#### Data for analysis:
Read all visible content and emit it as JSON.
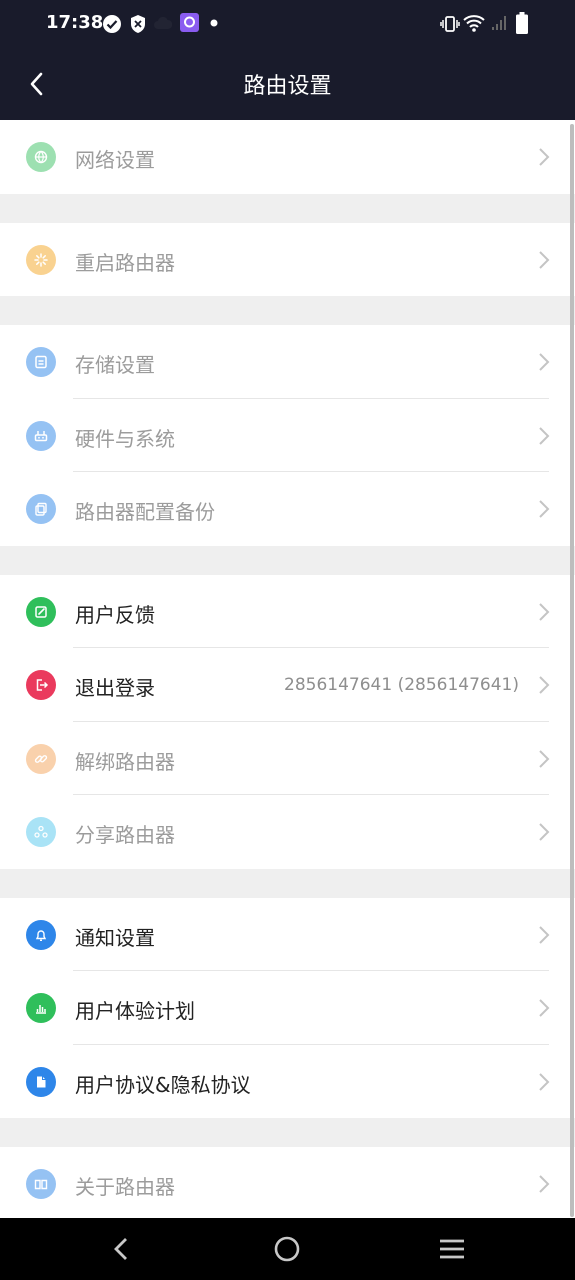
{
  "status_bar": {
    "time": "17:38"
  },
  "header": {
    "title": "路由设置"
  },
  "groups": [
    [
      {
        "label": "网络设置",
        "icon": "globe-icon",
        "color": "#3ec266",
        "disabled": true
      }
    ],
    [
      {
        "label": "重启路由器",
        "icon": "restart-icon",
        "color": "#f5a623",
        "disabled": true
      }
    ],
    [
      {
        "label": "存储设置",
        "icon": "storage-icon",
        "color": "#2e86e9",
        "disabled": true
      },
      {
        "label": "硬件与系统",
        "icon": "router-icon",
        "color": "#2e86e9",
        "disabled": true
      },
      {
        "label": "路由器配置备份",
        "icon": "backup-icon",
        "color": "#2e86e9",
        "disabled": true
      }
    ],
    [
      {
        "label": "用户反馈",
        "icon": "edit-icon",
        "color": "#2fbf5b",
        "disabled": false
      },
      {
        "label": "退出登录",
        "icon": "logout-icon",
        "color": "#ea3a5d",
        "disabled": false,
        "value": "2856147641 (2856147641)"
      },
      {
        "label": "解绑路由器",
        "icon": "link-icon",
        "color": "#f5a45c",
        "disabled": true
      },
      {
        "label": "分享路由器",
        "icon": "share-icon",
        "color": "#55c8ee",
        "disabled": true
      }
    ],
    [
      {
        "label": "通知设置",
        "icon": "bell-icon",
        "color": "#2e86e9",
        "disabled": false
      },
      {
        "label": "用户体验计划",
        "icon": "chart-icon",
        "color": "#2fbf5b",
        "disabled": false
      },
      {
        "label": "用户协议&隐私协议",
        "icon": "document-icon",
        "color": "#2e86e9",
        "disabled": false
      }
    ],
    [
      {
        "label": "关于路由器",
        "icon": "book-icon",
        "color": "#2e86e9",
        "disabled": true
      }
    ]
  ]
}
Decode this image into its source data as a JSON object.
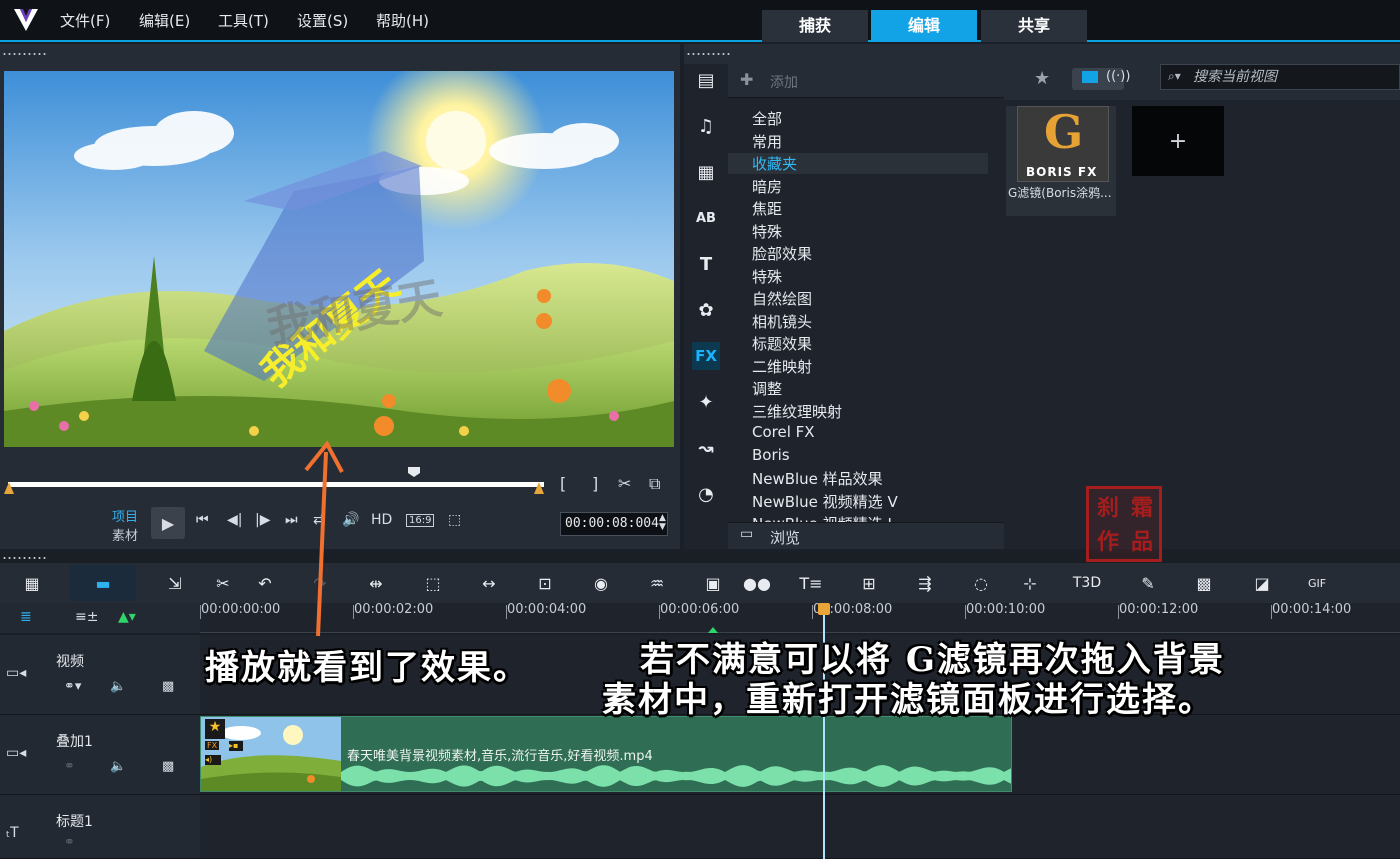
{
  "menu": [
    "文件(F)",
    "编辑(E)",
    "工具(T)",
    "设置(S)",
    "帮助(H)"
  ],
  "tabs": [
    {
      "label": "捕获",
      "active": false
    },
    {
      "label": "编辑",
      "active": true
    },
    {
      "label": "共享",
      "active": false
    }
  ],
  "preview": {
    "title_text": "我和夏天",
    "mode_project": "项目",
    "mode_clip": "素材",
    "hd_label": "HD",
    "aspect": "16:9",
    "timecode": "00:00:08:004",
    "bracket_in": "[",
    "bracket_out": "]"
  },
  "library": {
    "add_label": "添加",
    "categories": [
      "全部",
      "常用",
      "收藏夹",
      "暗房",
      "焦距",
      "特殊",
      "脸部效果",
      "特殊",
      "自然绘图",
      "相机镜头",
      "标题效果",
      "二维映射",
      "调整",
      "三维纹理映射",
      "Corel FX",
      "Boris",
      "NewBlue 样品效果",
      "NewBlue 视频精选 V",
      "NewBlue 视频精选 I"
    ],
    "selected_category": "收藏夹",
    "browse_label": "浏览",
    "search_placeholder": "搜索当前视图",
    "fx_items": [
      {
        "thumb_letter": "G",
        "thumb_brand": "BORIS FX",
        "caption": "G滤镜(Boris涂鸦..."
      }
    ],
    "add_tile_symbol": "+"
  },
  "timeline": {
    "ruler_ticks": [
      "00:00:00:00",
      "00:00:02:00",
      "00:00:04:00",
      "00:00:06:00",
      "00:00:08:00",
      "00:00:10:00",
      "00:00:12:00",
      "00:00:14:00"
    ],
    "tracks": [
      {
        "name": "视频"
      },
      {
        "name": "叠加1"
      },
      {
        "name": "标题1"
      }
    ],
    "clip_name": "春天唯美背景视频素材,音乐,流行音乐,好看视频.mp4",
    "clip_badges": [
      "FX"
    ]
  },
  "annotations": {
    "line1a": "播放就看到了效果。",
    "line1b": "若不满意可以将 G滤镜再次拖入背景",
    "line2": "素材中，重新打开滤镜面板进行选择。"
  },
  "seal": [
    "刹",
    "霜",
    "作",
    "品"
  ],
  "colors": {
    "accent": "#12a3e6",
    "clip": "#2f6d54",
    "arrow": "#f07030",
    "seal": "#a51d1d"
  }
}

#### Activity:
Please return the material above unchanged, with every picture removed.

#### Response for this exercise:
Read all visible content and emit it as JSON.
{
  "status_bar": {
    "time": "17:38"
  },
  "header": {
    "title": "路由设置"
  },
  "groups": [
    [
      {
        "label": "网络设置",
        "icon": "globe-icon",
        "color": "#3ec266",
        "disabled": true
      }
    ],
    [
      {
        "label": "重启路由器",
        "icon": "restart-icon",
        "color": "#f5a623",
        "disabled": true
      }
    ],
    [
      {
        "label": "存储设置",
        "icon": "storage-icon",
        "color": "#2e86e9",
        "disabled": true
      },
      {
        "label": "硬件与系统",
        "icon": "router-icon",
        "color": "#2e86e9",
        "disabled": true
      },
      {
        "label": "路由器配置备份",
        "icon": "backup-icon",
        "color": "#2e86e9",
        "disabled": true
      }
    ],
    [
      {
        "label": "用户反馈",
        "icon": "edit-icon",
        "color": "#2fbf5b",
        "disabled": false
      },
      {
        "label": "退出登录",
        "icon": "logout-icon",
        "color": "#ea3a5d",
        "disabled": false,
        "value": "2856147641 (2856147641)"
      },
      {
        "label": "解绑路由器",
        "icon": "link-icon",
        "color": "#f5a45c",
        "disabled": true
      },
      {
        "label": "分享路由器",
        "icon": "share-icon",
        "color": "#55c8ee",
        "disabled": true
      }
    ],
    [
      {
        "label": "通知设置",
        "icon": "bell-icon",
        "color": "#2e86e9",
        "disabled": false
      },
      {
        "label": "用户体验计划",
        "icon": "chart-icon",
        "color": "#2fbf5b",
        "disabled": false
      },
      {
        "label": "用户协议&隐私协议",
        "icon": "document-icon",
        "color": "#2e86e9",
        "disabled": false
      }
    ],
    [
      {
        "label": "关于路由器",
        "icon": "book-icon",
        "color": "#2e86e9",
        "disabled": true
      }
    ]
  ]
}
Decode this image into its source data as a JSON object.
{
  "menu": [
    "文件(F)",
    "编辑(E)",
    "工具(T)",
    "设置(S)",
    "帮助(H)"
  ],
  "tabs": [
    {
      "label": "捕获",
      "active": false
    },
    {
      "label": "编辑",
      "active": true
    },
    {
      "label": "共享",
      "active": false
    }
  ],
  "preview": {
    "title_text": "我和夏天",
    "mode_project": "项目",
    "mode_clip": "素材",
    "hd_label": "HD",
    "aspect": "16:9",
    "timecode": "00:00:08:004",
    "bracket_in": "[",
    "bracket_out": "]"
  },
  "library": {
    "add_label": "添加",
    "categories": [
      "全部",
      "常用",
      "收藏夹",
      "暗房",
      "焦距",
      "特殊",
      "脸部效果",
      "特殊",
      "自然绘图",
      "相机镜头",
      "标题效果",
      "二维映射",
      "调整",
      "三维纹理映射",
      "Corel FX",
      "Boris",
      "NewBlue 样品效果",
      "NewBlue 视频精选 V",
      "NewBlue 视频精选 I"
    ],
    "selected_category": "收藏夹",
    "browse_label": "浏览",
    "search_placeholder": "搜索当前视图",
    "fx_items": [
      {
        "thumb_letter": "G",
        "thumb_brand": "BORIS FX",
        "caption": "G滤镜(Boris涂鸦..."
      }
    ],
    "add_tile_symbol": "+"
  },
  "timeline": {
    "ruler_ticks": [
      "00:00:00:00",
      "00:00:02:00",
      "00:00:04:00",
      "00:00:06:00",
      "00:00:08:00",
      "00:00:10:00",
      "00:00:12:00",
      "00:00:14:00"
    ],
    "tracks": [
      {
        "name": "视频"
      },
      {
        "name": "叠加1"
      },
      {
        "name": "标题1"
      }
    ],
    "clip_name": "春天唯美背景视频素材,音乐,流行音乐,好看视频.mp4",
    "clip_badges": [
      "FX"
    ]
  },
  "annotations": {
    "line1a": "播放就看到了效果。",
    "line1b": "若不满意可以将 G滤镜再次拖入背景",
    "line2": "素材中，重新打开滤镜面板进行选择。"
  },
  "seal": [
    "刹",
    "霜",
    "作",
    "品"
  ],
  "colors": {
    "accent": "#12a3e6",
    "clip": "#2f6d54",
    "arrow": "#f07030",
    "seal": "#a51d1d"
  }
}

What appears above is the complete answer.